## Example Questions

### Example Question #2 : Tables

Countries A & B can produce the following maximum quantities of cars and computers (when they use all their resources to produce one of the goods):

Country A: 500 computers OR 200 cars

Country B: 300 computers OR 100 cars

Country A and Country B can both benefit from trade since each has a comparative advantage in one of the goods

Country A would not accept any trade terms with Country B since it can produce more of both good A and good B

If Country A and Country B were to enter into a trade agreement, Country B would be the only party to benefit

If Country A and Country B were to enter into a trade agreement, Country A would be the only party to benefit

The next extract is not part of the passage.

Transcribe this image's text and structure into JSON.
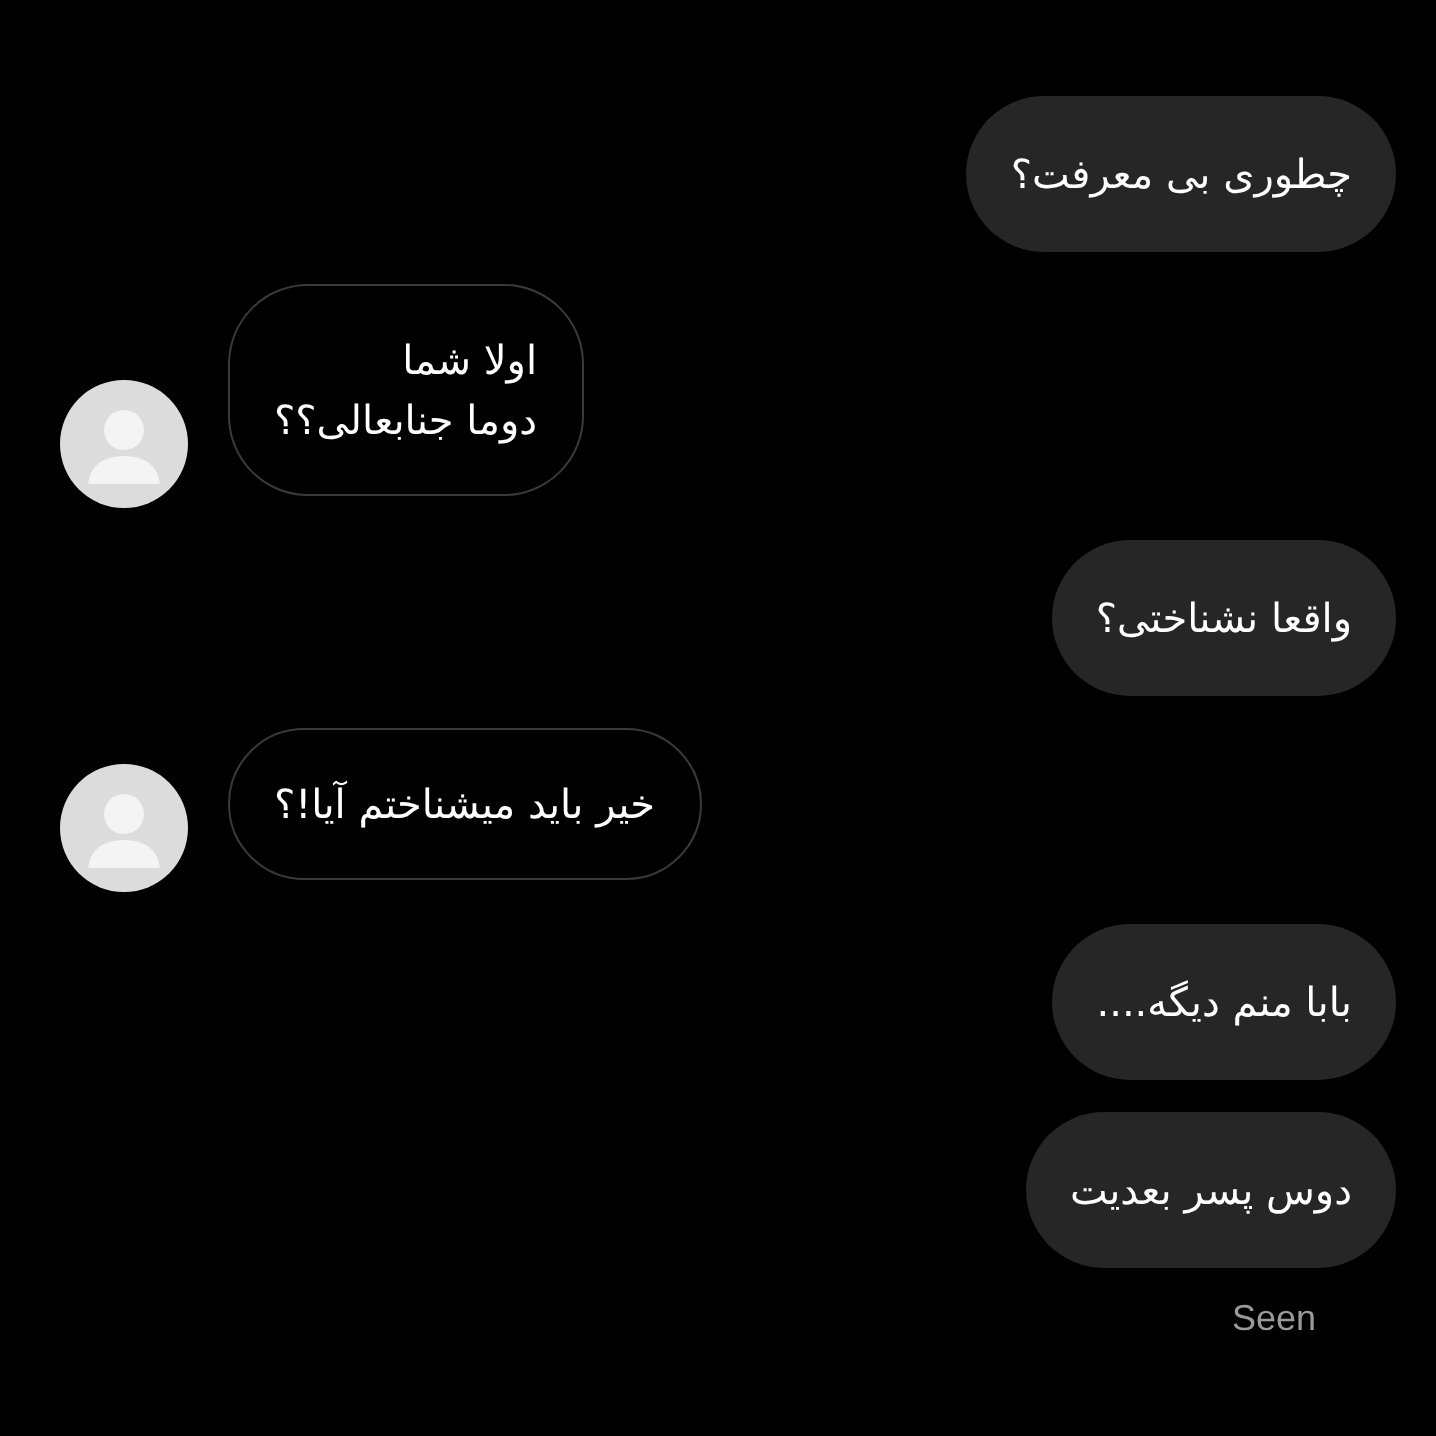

Country A and Country B can both benefit from trade since each has a comparative advantage in one of the goods

Explanation:

Trade does not depend on absolute advantage (who can produce the most of both goods) but comparative advantage (who can produce one good cheaper than the other). Country A can produce cars more cheaply than country B (1 car costs 2.5 computers for country A while it costs 3 computers for country B). Country B on the other hand can produce computers more cheaply than country A (1 computer costs 0.3 cars in country B while it costs 0.4 cars in country A). Thus they will both benefit from trade.

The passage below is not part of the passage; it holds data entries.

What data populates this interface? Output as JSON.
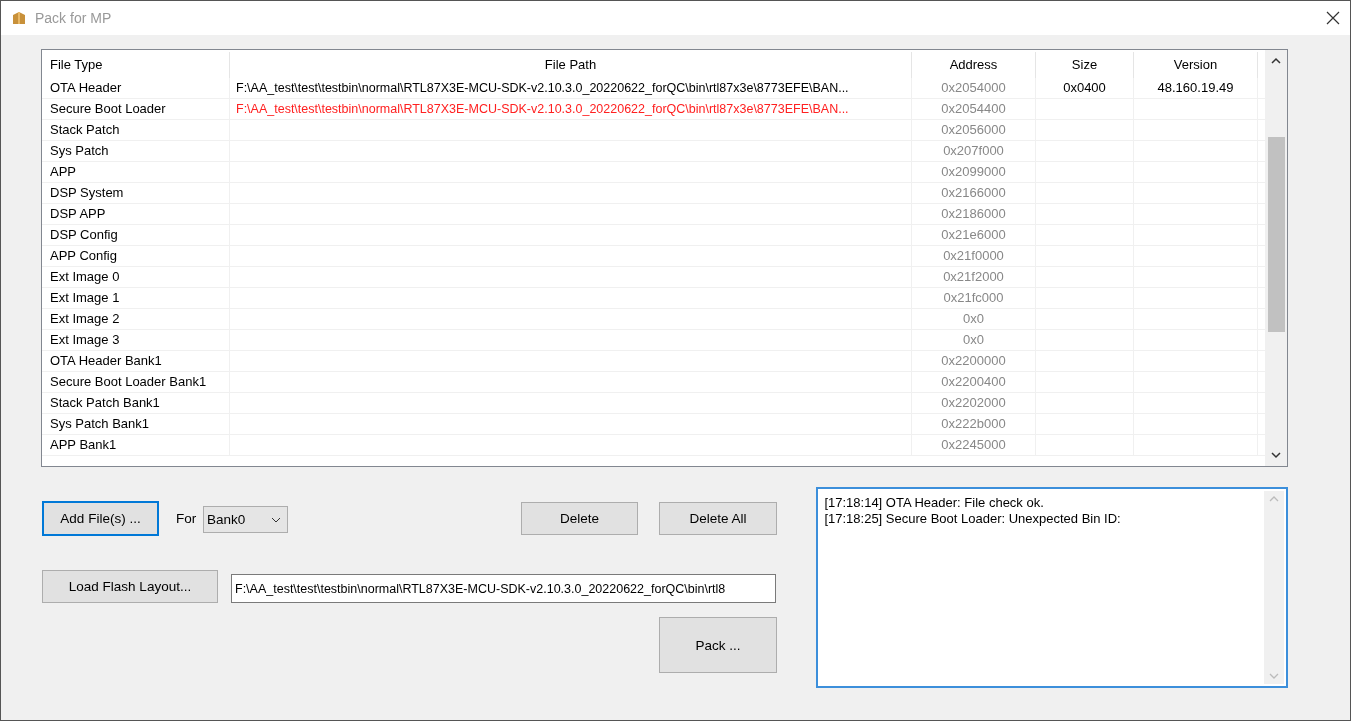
{
  "window": {
    "title": "Pack for MP"
  },
  "table": {
    "columns": [
      "File Type",
      "File Path",
      "Address",
      "Size",
      "Version"
    ],
    "rows": [
      {
        "file_type": "OTA Header",
        "file_path": "F:\\AA_test\\test\\testbin\\normal\\RTL87X3E-MCU-SDK-v2.10.3.0_20220622_forQC\\bin\\rtl87x3e\\8773EFE\\BAN...",
        "error": false,
        "address": "0x2054000",
        "size": "0x0400",
        "version": "48.160.19.49"
      },
      {
        "file_type": "Secure Boot Loader",
        "file_path": "F:\\AA_test\\test\\testbin\\normal\\RTL87X3E-MCU-SDK-v2.10.3.0_20220622_forQC\\bin\\rtl87x3e\\8773EFE\\BAN...",
        "error": true,
        "address": "0x2054400"
      },
      {
        "file_type": "Stack Patch",
        "address": "0x2056000"
      },
      {
        "file_type": "Sys Patch",
        "address": "0x207f000"
      },
      {
        "file_type": "APP",
        "address": "0x2099000"
      },
      {
        "file_type": "DSP System",
        "address": "0x2166000"
      },
      {
        "file_type": "DSP APP",
        "address": "0x2186000"
      },
      {
        "file_type": "DSP Config",
        "address": "0x21e6000"
      },
      {
        "file_type": "APP Config",
        "address": "0x21f0000"
      },
      {
        "file_type": "Ext Image 0",
        "address": "0x21f2000"
      },
      {
        "file_type": "Ext Image 1",
        "address": "0x21fc000"
      },
      {
        "file_type": "Ext Image 2",
        "address": "0x0"
      },
      {
        "file_type": "Ext Image 3",
        "address": "0x0"
      },
      {
        "file_type": "OTA Header Bank1",
        "address": "0x2200000"
      },
      {
        "file_type": "Secure Boot Loader Bank1",
        "address": "0x2200400"
      },
      {
        "file_type": "Stack Patch Bank1",
        "address": "0x2202000"
      },
      {
        "file_type": "Sys Patch Bank1",
        "address": "0x222b000"
      },
      {
        "file_type": "APP Bank1",
        "address": "0x2245000"
      }
    ]
  },
  "add_files_button": "Add File(s) ...",
  "for_label": "For",
  "bank_select": {
    "value": "Bank0"
  },
  "delete_button": "Delete",
  "delete_all_button": "Delete All",
  "load_flash_layout_button": "Load Flash Layout...",
  "flash_layout_path": {
    "value": "F:\\AA_test\\test\\testbin\\normal\\RTL87X3E-MCU-SDK-v2.10.3.0_20220622_forQC\\bin\\rtl8"
  },
  "pack_button": "Pack ...",
  "log": [
    "[17:18:14] OTA Header: File check ok.",
    "[17:18:25] Secure Boot Loader: Unexpected Bin ID:"
  ]
}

### Example Question #3 : Tables

Countries A & B can produce the following maximum quantities of cars and computers (when they use all their resources to produce one of the goods):

Country A: 500 computers OR 200 cars

Country B: 300 computers OR 100 cars

If these countries were to trade, which of the following options give possible terms of trade?

Explanation:

To answer this question, you would have to tabulate the opportunity costs of both Country A and Country B in the production of cars and computers, this will allow you to consider what trades are possible and which are not. This would be the result of the table:

Opp costs of computer production

Country A: 1 computer = 0.4 cars

Country B: 1 computer = 0.3 cars

Opp costs of car production

Country A: 1 car = 2.5 computers

Country B: 1 car = 3 computers

This tells us that Country B will produce the majority of the computers, since they have a comparative advantage in that, and Country A will produce most of the cars since they have a comparative advantage in that. It follows then, that any terms of trade where Country A has to pay more than 0.4 cars for a computer would be unacceptable since then they would be better off making them themselves. Similarly, any terms of trade where Country B has to pay more than 3 computers to get a car would be unacceptable for the same reason. The only acceptable terms of trade in the options are 1 computer = 0.35 cars.

### Example Question #7 : Tables

Countries A & B can produce the following maximum quantities of cars and computers (when they use all their resources to produce one of the goods):

Country A: 500 computers OR 200 cars

Country B: 300 computers OR 100 cars

If these countries were to trade, which of the following options give the trade outcomes that would result?

Country A would produce more cars and more computers and trade them with Country B since they have a comparative advantage in producing both goods

Country B would produce most of the cars and Country A would produce most of the computers

There would be no agreeable terms of trade since Country A produces more cars and more computers than Country B does.

Country A would produce most of the cars and Country B would produce most of the computers

There is not enough information to answer the question as stated

Country A would produce most of the cars and Country B would produce most of the computers

Explanation:

To answer this question, you would have to tabulate the opportunity costs of both Country A and Country B in the production of cars and computers, this will allow you to consider what trades are possible and which are not. This would be the result of the table:

Opp costs of computer production

Country A: 1 computer = 0.4 cars

Country B: 1 computer = 0.3 cars

Opp costs of car production

Country A: 1 car = 2.5 computers

Country B: 1 car = 3 computers

This tells us that Country B will produce the majority of the computers, since they have a comparative advantage in that, and Country A will produce most of the cars since they have a comparative advantage in that.